“CONNECT is a Federal Health Architecture initiative to develop a federal software solution to link federal systems to the NHIN. CONNECT was built in open source and has now been made available to the healthcare industry at large. The CONNECT initiative takes the NHIN specifications and creates a production-ready open-source software solution that can be adopted by both federal and private entities. CONNECT provides a full software instantiation of the NHIN specifications and services.”
Ok after read this far, it looks confusing, not really, just a lot of information compressed into a small area. The CONNECT software can be downloaded as well. Much of this is still work in progress here, but some of the CONNECT features are usable. You can see a list of who’s using it here and which companies have a plug in connection available, such as Epic and Kaiser Permanente for a couple examples. BD
The Office of the National Coordinator for Health IT began making available today open source software that will let physicians extract data automatically from their electronic health record systems and generate quality reports and analysis on their patients’ healthcare.

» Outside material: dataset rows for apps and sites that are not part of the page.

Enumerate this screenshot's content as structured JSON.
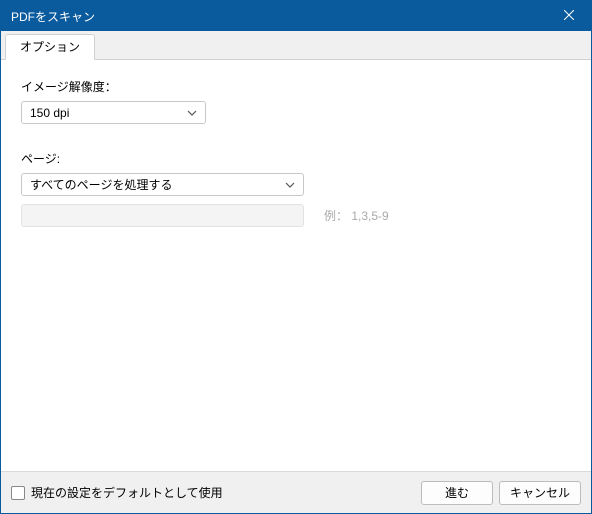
{
  "window": {
    "title": "PDFをスキャン"
  },
  "tabs": {
    "options": "オプション"
  },
  "fields": {
    "resolution": {
      "label": "イメージ解像度：",
      "value": "150 dpi"
    },
    "pages": {
      "label": "ページ:",
      "value": "すべてのページを処理する"
    },
    "range_example": "例： 1,3,5-9"
  },
  "footer": {
    "default_checkbox": "現在の設定をデフォルトとして使用",
    "proceed": "進む",
    "cancel": "キャンセル"
  }
}
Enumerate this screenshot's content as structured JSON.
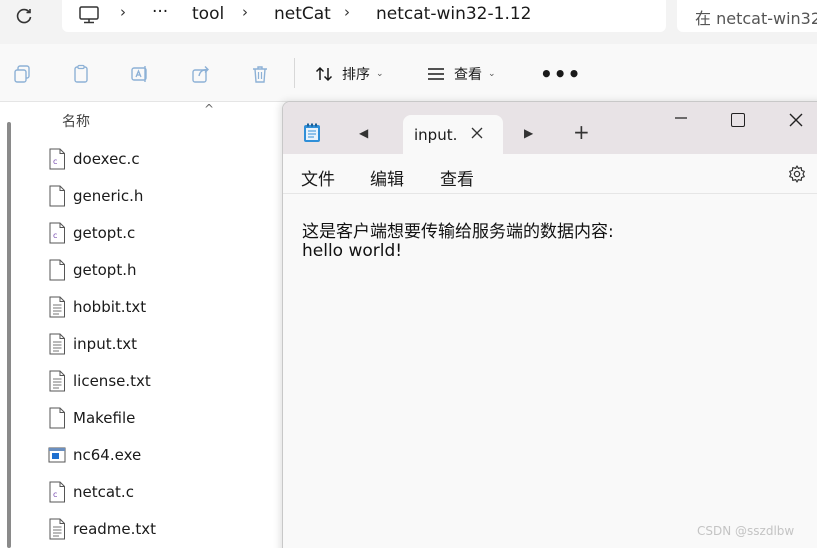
{
  "address": {
    "segments": [
      "tool",
      "netCat",
      "netcat-win32-1.12"
    ],
    "overflow": "···",
    "search_placeholder": "在 netcat-win32"
  },
  "toolbar": {
    "sort_label": "排序",
    "view_label": "查看",
    "more_label": "•••"
  },
  "filelist": {
    "column_name": "名称",
    "files": [
      {
        "name": "doexec.c",
        "icon": "c-source-file-icon"
      },
      {
        "name": "generic.h",
        "icon": "blank-file-icon"
      },
      {
        "name": "getopt.c",
        "icon": "c-source-file-icon"
      },
      {
        "name": "getopt.h",
        "icon": "blank-file-icon"
      },
      {
        "name": "hobbit.txt",
        "icon": "text-file-icon"
      },
      {
        "name": "input.txt",
        "icon": "text-file-icon"
      },
      {
        "name": "license.txt",
        "icon": "text-file-icon"
      },
      {
        "name": "Makefile",
        "icon": "blank-file-icon"
      },
      {
        "name": "nc64.exe",
        "icon": "executable-file-icon"
      },
      {
        "name": "netcat.c",
        "icon": "c-source-file-icon"
      },
      {
        "name": "readme.txt",
        "icon": "text-file-icon"
      }
    ]
  },
  "notepad": {
    "tab_title": "input.",
    "menu": [
      "文件",
      "编辑",
      "查看"
    ],
    "content_lines": [
      "这是客户端想要传输给服务端的数据内容:",
      "hello world!"
    ]
  },
  "watermark": "CSDN @sszdlbw"
}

The “popHealth” prototype software is designed to make it easier for providers to submit summary quality measures or data to public health organizations and federal agencies as part of their existing workflow, according to the ONC announcement.
popHealth will support other standards in the future as they are defined and developed.
Providers may transmit the summary data to public health organizations and federal agencies via the Connect portal. Connect is a set of tools to enable organizations to exchange formatted health information securely through the Internet.
To safeguard the privacy and security of patient information, popHealth will only use the aggregated report data when connecting to organizations outside the provider’s infrastructure, ONC said.
popHealth is be available online at http://www.projectpophealth.org/ .